“How long are you going to be in Melbourne for?” is a question I am asked frequently, but as my Aussie mates would say, “no dramas”. I’m living in the moment, and right now, I’m loving life in Melbourne.
Robert Batt: ‘They have the biggest tram network in the world’
Melbourne makes it easy for you to live your life the way you want to live it. The city has been my home since I moved here in 2008, to work as an accountant. For me, it is a liveable city because of the public transport. By train you can commute 150km round trip for the equivalent of €4.70. Trains to the city are free before 7.15am. They have the biggest tram network in the world, free in the city centre. Segregated bike paths provide safety for cyclists. You do not need a car.
Public parks are used by families and give a sense of community. A lot of Melburnians have immigrant backgrounds and are open minded to fresh or different approaches to life’s ups and downs. My work colleagues are Indian, Chinese, Malaysian, English, Greek, Jew, Australian, and Fijian. Our cultural differences are celebrated not knocked. Last week we went to a Nigerian art show, had dinner in a Cambodian restaurant, followed by a drink in a Spanish bar served by a fourth-generation Australian studying Russian.
Consistent Government spending on social enterprises has led to a lower crime rate; money is therefore spent on social problems rather than prisons. Mental health spending is still overlooked though.
Rosemary Sheehan: ‘I see another side of Melbourne’
As a social worker I see another side of Melbourne which can be hard on many.
I’m not sure how liveability is measured, but Melbourne has a very large number of homeless people sleeping rough in the inner city. The boarding houses which used to support them have been sold to gentrifying developers. Great swathes of suburbs have been bought up by Chinese investors, who put up towering apartments which overshadow little cottages and diminish their home life, light and comfort. Public transport is so overstretched, and people struggle to get to work. So I’m not sure where the judges of liveability are looking.
Yes Melbourne is vibrant, diverse, and easy for families, with great food, wine, and plenty of things to do. But rampant development is tearing down characterful buildings and squeezing out space.
Dennis O’Keeffe: ‘Now I would not live anywhere else’

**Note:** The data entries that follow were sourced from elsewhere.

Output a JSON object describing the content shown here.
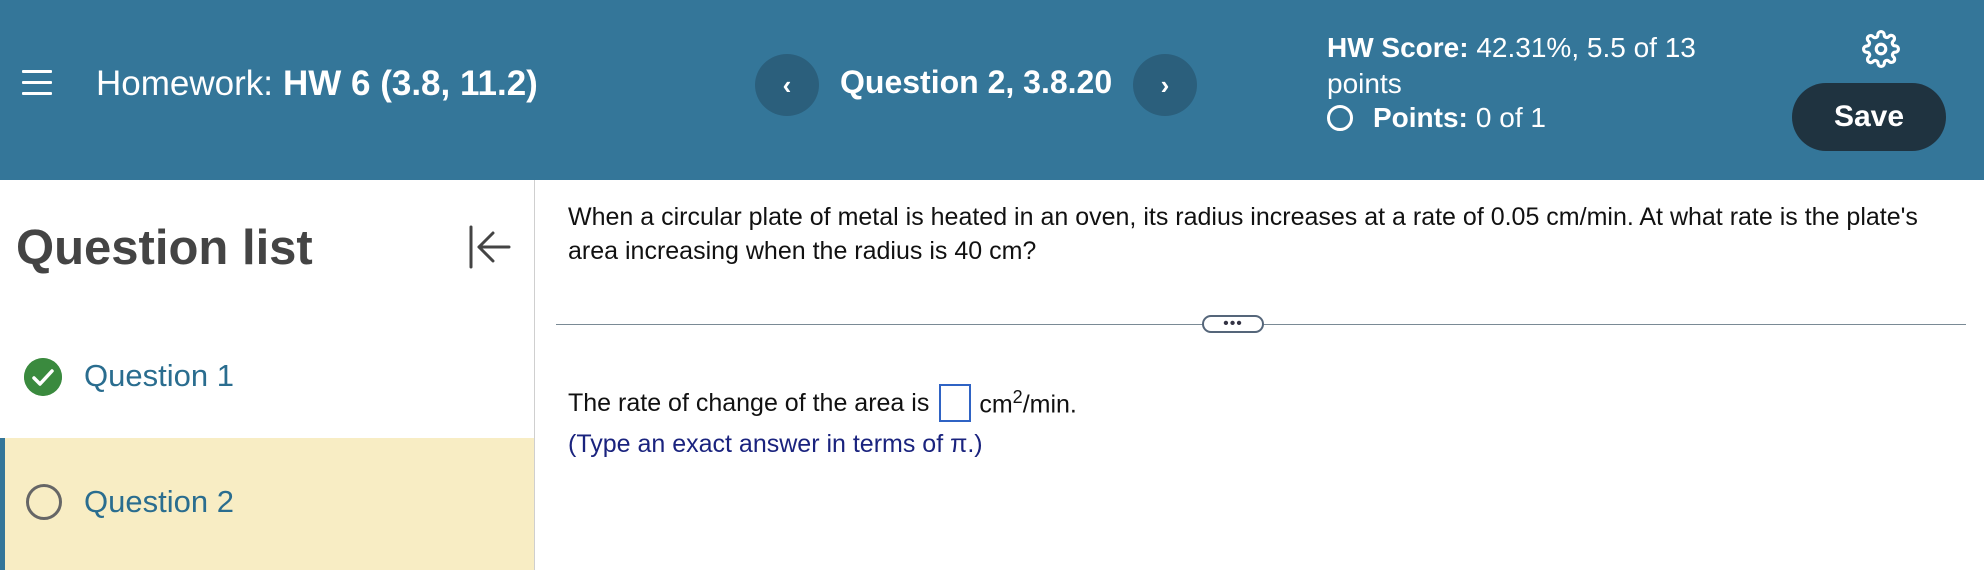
{
  "header": {
    "homework_label": "Homework:",
    "homework_name": "HW 6 (3.8, 11.2)",
    "prev_symbol": "‹",
    "next_symbol": "›",
    "question_label": "Question 2, 3.8.20",
    "hw_score_label": "HW Score:",
    "hw_score_value": "42.31%, 5.5 of 13 points",
    "points_label": "Points:",
    "points_value": "0 of 1",
    "save_label": "Save"
  },
  "sidebar": {
    "title": "Question list",
    "items": [
      {
        "label": "Question 1",
        "status": "correct"
      },
      {
        "label": "Question 2",
        "status": "unanswered",
        "active": true
      }
    ]
  },
  "main": {
    "question_text": "When a circular plate of metal is heated in an oven, its radius increases at a rate of 0.05 cm/min. At what rate is the plate's area increasing when the radius is 40 cm?",
    "expander_symbol": "•••",
    "answer_prefix": "The rate of change of the area is",
    "answer_value": "",
    "unit_base": "cm",
    "unit_exp": "2",
    "unit_suffix": "/min.",
    "hint": "(Type an exact answer in terms of π.)"
  },
  "colors": {
    "header_bg": "#347699",
    "save_bg": "#1f3340",
    "active_row_bg": "#f8edc4",
    "correct_green": "#3a8a3e",
    "link_blue": "#2a6d8f",
    "hint_blue": "#1a237e"
  }
}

We arrived in Melbourne in 1986 as a newly married couple on the perfect honeymoon. It felt like a career in Ireland then was all about who you knew, and we didn’t know anyone of influence. At that time, mid 1980s Melbourne was no Manhattan, with all shops closed at 12.30pm on Saturdays. How things have changed.
Thirty-one years later, our two beautiful daughters with Irish first names (who have the advantage of both Australian and Irish passports) have contributed to making Melbourne our home.
Melbourne now has career opportunities galore, a vibrant arts and sporting culture, food to die for, and a live music scene unrivalled by any other place I’ve been to. It is a truly multicultural city. Our marriage has not lasted the journey, but now I would not live anywhere else. I am a happy Melburnian from the Deise County!